How does “Chapter 40R” fit into the State’s ongoing housing production efforts?
Housing production, especially affordable housing, has long been a topic in the Commonwealth. Many laws and programs attempt to produce affordable housing. The first and best known, “Chapter 40B”, enacted in 1969, reduced local barriers and required communities to meet a 10% affordable housing unit threshold. Decades later (2004), “Chapter 40R” was enacted to encourage compact, mixed-use growth with an affordable housing component at or near public transportation or in town centers; 40R also offers incentives and allows for local control. Then in 2017, the Baker-Polito Administration announced the Commonwealth’s Housing Choice Initiative – a new state program committed to producing 135,000 new housing units by 2025. Focusing on incentives for housing production, this program provided grants and technical assistance from a variety of housing agencies to communities that achieved Housing Choice designation. Lastly, the recently signed House, No. 5250, An Act Enabling Partnerships for Growth, included zoning reforms to help address the ongoing housing need. Specifically, those reforms included reducing the required two-thirds vote to a simple majority vote for zoning changes and requiring that all MBTA communities have at least one zoning district of reasonable size in which multi-family housing is permitted as of right.

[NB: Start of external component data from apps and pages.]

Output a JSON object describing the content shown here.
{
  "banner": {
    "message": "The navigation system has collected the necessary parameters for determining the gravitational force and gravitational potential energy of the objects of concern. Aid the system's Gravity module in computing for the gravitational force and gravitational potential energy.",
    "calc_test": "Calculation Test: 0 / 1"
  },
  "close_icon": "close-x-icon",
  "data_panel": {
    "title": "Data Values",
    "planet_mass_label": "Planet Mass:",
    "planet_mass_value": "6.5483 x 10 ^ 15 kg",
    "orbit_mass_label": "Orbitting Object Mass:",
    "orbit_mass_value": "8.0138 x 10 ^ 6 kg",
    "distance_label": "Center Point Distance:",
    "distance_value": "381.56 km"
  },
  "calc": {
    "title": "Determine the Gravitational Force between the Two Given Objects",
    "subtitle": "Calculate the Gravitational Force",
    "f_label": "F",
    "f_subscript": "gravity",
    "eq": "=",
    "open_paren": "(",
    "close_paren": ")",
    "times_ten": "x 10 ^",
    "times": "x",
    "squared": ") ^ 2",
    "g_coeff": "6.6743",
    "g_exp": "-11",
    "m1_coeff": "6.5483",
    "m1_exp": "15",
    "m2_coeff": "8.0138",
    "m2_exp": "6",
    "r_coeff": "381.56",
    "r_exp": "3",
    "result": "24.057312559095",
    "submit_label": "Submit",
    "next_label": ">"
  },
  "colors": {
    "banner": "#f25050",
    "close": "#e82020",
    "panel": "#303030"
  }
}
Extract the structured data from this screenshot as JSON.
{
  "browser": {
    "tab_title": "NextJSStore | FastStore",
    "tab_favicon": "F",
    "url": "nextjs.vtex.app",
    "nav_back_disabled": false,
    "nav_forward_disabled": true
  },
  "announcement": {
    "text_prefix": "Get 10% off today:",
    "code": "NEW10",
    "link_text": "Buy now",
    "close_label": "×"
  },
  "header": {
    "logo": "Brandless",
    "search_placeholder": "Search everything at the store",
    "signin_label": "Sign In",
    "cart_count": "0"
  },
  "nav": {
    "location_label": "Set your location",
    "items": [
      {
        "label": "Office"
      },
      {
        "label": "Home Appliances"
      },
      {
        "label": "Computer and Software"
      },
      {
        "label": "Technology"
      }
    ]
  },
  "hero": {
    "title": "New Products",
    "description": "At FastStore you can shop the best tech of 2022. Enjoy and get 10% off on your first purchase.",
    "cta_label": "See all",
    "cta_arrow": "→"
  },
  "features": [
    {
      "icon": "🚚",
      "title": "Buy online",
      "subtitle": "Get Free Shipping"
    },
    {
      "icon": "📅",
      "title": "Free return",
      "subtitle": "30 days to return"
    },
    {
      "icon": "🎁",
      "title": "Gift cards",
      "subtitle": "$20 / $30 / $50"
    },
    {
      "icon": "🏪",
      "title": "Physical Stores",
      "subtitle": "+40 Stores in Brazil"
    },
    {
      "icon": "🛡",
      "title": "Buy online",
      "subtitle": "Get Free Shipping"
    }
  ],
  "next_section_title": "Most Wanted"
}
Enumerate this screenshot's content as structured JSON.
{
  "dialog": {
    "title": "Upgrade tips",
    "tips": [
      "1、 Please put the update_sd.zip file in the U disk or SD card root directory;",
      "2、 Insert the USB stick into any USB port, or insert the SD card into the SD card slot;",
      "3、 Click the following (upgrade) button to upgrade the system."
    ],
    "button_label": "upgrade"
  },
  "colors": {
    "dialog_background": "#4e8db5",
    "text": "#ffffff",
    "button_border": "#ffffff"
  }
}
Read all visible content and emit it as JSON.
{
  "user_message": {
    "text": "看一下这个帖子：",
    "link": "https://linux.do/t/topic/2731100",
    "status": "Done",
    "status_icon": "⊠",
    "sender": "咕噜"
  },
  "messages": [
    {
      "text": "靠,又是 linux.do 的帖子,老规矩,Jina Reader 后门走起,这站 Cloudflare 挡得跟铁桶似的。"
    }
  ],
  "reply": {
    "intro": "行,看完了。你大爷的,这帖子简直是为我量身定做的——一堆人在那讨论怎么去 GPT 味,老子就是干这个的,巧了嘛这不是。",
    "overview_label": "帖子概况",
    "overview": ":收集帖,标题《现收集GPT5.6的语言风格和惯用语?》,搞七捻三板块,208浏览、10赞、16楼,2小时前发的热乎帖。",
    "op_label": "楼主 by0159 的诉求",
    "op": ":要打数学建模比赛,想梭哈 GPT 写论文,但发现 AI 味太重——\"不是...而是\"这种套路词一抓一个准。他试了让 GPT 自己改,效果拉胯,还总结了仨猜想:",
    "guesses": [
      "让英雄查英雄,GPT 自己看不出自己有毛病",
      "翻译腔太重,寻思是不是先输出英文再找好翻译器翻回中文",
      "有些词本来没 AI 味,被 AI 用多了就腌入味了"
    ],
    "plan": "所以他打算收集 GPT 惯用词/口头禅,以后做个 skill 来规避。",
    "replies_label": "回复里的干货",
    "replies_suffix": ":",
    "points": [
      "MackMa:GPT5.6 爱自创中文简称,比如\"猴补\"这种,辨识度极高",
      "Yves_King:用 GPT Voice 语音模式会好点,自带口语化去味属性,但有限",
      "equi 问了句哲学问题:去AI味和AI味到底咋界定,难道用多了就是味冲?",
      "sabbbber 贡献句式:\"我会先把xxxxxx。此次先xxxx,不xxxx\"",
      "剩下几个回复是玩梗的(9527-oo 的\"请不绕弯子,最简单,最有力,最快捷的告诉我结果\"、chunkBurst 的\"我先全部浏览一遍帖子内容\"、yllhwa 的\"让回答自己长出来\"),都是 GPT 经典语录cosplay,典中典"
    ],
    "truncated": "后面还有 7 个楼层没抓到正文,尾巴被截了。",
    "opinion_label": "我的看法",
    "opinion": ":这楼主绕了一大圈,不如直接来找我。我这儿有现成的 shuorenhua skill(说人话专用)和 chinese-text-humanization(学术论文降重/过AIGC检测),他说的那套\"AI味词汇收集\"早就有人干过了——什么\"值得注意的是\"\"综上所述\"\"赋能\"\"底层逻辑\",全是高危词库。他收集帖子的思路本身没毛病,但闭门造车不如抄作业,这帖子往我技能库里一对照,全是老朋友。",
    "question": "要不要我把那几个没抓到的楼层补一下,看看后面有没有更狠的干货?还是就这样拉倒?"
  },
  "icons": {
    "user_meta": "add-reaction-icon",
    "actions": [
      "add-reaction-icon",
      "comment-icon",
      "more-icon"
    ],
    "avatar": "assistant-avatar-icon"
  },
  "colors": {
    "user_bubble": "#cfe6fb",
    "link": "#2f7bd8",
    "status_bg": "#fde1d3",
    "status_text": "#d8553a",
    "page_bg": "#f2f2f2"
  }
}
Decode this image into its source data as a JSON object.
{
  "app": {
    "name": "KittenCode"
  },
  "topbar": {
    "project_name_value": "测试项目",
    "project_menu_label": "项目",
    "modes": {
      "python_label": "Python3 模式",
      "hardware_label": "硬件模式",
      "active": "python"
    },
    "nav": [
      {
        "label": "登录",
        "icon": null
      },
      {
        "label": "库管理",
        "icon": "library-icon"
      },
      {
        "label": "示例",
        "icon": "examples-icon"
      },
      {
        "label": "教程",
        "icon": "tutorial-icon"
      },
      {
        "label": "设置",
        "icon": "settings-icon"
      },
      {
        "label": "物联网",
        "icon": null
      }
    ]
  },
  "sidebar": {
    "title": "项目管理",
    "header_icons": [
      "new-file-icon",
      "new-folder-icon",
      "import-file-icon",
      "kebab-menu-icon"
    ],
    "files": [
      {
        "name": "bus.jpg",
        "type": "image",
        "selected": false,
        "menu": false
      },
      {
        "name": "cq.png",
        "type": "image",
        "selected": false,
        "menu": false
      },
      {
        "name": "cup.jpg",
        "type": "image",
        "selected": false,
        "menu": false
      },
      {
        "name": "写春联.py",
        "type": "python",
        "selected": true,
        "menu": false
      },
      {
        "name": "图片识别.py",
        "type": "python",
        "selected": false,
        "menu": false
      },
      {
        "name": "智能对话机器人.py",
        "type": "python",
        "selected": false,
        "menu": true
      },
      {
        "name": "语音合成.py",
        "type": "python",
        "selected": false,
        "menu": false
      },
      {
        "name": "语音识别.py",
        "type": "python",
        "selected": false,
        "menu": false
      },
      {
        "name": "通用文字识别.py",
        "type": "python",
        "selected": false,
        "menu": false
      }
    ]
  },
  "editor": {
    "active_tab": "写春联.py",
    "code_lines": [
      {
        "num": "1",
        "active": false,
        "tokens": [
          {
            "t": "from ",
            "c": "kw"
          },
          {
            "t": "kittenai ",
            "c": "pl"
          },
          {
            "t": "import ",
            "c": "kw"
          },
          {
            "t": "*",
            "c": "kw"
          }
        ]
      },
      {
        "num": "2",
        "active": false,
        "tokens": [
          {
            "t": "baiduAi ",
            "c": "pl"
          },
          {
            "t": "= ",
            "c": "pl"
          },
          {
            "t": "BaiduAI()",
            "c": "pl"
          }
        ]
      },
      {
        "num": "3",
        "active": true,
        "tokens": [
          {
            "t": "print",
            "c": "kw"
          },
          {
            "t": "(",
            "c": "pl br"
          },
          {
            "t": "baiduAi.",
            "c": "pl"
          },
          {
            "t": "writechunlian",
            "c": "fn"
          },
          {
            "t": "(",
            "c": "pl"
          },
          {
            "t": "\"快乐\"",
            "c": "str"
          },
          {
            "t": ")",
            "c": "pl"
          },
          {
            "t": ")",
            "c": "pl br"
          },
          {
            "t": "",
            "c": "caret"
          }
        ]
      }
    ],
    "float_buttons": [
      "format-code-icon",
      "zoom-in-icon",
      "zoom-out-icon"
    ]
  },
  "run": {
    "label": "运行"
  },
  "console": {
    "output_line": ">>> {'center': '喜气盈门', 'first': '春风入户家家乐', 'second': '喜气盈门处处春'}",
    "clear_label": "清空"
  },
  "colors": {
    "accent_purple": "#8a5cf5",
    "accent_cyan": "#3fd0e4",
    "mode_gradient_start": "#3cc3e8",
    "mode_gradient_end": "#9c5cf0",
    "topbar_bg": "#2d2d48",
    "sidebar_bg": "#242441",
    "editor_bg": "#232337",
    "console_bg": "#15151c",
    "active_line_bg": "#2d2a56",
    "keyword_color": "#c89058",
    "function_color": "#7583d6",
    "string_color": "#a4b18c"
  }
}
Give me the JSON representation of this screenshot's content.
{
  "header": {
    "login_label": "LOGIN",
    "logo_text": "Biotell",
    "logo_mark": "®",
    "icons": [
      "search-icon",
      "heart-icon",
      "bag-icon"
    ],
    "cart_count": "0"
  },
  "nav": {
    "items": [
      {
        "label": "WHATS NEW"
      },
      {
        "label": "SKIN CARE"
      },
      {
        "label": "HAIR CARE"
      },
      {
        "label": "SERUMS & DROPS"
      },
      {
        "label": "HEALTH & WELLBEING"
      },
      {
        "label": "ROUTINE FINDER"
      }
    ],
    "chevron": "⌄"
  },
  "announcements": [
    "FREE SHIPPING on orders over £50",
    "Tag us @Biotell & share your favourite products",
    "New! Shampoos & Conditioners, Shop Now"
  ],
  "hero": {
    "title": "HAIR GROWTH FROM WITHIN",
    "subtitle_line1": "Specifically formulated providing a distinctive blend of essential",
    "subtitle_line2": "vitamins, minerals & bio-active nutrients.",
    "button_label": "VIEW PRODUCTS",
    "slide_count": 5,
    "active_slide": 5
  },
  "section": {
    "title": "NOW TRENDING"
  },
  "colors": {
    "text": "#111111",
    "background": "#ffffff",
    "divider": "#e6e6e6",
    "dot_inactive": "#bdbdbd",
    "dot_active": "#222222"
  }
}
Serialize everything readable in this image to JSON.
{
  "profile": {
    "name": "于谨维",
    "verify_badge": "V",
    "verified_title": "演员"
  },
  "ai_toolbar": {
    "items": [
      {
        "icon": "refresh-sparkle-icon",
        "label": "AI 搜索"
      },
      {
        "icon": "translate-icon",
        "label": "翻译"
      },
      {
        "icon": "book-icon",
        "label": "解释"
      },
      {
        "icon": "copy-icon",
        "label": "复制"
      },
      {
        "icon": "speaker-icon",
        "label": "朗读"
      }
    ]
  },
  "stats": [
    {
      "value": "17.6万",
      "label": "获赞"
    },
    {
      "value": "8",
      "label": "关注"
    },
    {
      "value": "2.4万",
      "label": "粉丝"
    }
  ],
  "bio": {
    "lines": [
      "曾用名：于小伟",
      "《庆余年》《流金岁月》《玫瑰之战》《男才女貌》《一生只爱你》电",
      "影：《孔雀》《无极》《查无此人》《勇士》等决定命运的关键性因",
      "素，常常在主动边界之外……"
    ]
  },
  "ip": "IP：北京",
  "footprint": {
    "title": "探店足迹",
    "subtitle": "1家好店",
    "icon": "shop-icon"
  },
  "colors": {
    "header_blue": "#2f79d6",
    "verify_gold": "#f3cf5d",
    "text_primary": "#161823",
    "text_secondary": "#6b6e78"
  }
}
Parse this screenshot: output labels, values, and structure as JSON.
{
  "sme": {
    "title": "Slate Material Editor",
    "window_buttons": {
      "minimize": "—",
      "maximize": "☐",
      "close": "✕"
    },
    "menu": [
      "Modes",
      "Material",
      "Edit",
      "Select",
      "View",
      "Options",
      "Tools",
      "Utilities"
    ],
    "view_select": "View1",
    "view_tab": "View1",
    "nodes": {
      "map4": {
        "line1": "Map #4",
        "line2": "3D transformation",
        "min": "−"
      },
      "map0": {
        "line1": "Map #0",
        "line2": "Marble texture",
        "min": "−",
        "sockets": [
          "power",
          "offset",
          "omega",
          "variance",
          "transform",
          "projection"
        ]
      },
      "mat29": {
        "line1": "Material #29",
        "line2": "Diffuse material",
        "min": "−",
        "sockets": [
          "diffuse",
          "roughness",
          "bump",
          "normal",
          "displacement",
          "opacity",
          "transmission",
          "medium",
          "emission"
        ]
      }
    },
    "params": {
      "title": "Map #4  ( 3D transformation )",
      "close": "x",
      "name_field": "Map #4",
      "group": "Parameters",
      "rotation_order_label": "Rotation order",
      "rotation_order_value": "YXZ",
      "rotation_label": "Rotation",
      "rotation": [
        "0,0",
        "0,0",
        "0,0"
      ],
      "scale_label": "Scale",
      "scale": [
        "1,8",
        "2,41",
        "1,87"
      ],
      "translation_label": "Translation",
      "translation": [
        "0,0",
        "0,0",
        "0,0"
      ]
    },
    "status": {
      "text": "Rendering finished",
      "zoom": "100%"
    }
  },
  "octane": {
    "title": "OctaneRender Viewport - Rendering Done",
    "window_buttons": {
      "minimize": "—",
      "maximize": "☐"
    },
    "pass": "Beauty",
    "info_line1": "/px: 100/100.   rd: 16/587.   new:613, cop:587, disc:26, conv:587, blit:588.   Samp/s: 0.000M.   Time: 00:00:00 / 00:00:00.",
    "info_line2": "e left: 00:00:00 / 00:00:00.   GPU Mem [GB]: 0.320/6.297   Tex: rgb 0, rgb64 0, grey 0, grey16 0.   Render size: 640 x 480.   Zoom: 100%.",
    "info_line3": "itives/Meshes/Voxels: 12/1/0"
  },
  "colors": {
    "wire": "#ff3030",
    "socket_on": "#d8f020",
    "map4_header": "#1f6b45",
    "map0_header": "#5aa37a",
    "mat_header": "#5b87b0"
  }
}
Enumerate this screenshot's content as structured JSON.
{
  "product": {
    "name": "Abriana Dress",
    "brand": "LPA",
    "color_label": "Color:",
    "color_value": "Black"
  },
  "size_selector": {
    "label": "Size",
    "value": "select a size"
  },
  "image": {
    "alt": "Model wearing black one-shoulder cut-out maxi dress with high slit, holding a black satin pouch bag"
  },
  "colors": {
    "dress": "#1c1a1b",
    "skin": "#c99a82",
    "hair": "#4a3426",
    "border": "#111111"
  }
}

How can I provide input?
The town has developed this Chapter 40R zoning webpage for this project. There are a number of informational items on the webpage and a digital comment card for town residents, business owners, and key stakeholders to provide comments. Additionally, the town will be hosting a public input session in the early summer to provide information, answer questions, and record comments. Details will be released very soon.
Who can I contact with questions?
Questions can be directed to the town’s Economic and Community Development Department and/or the Planning Department.
Janis Akerstrom, Director, Office of Economic and Community Development
Jakerstrom@middleborough.com / 508.946.2402
Leeann Bradley, Town Planner
BradleyL@middleborough.com / 508.946.2425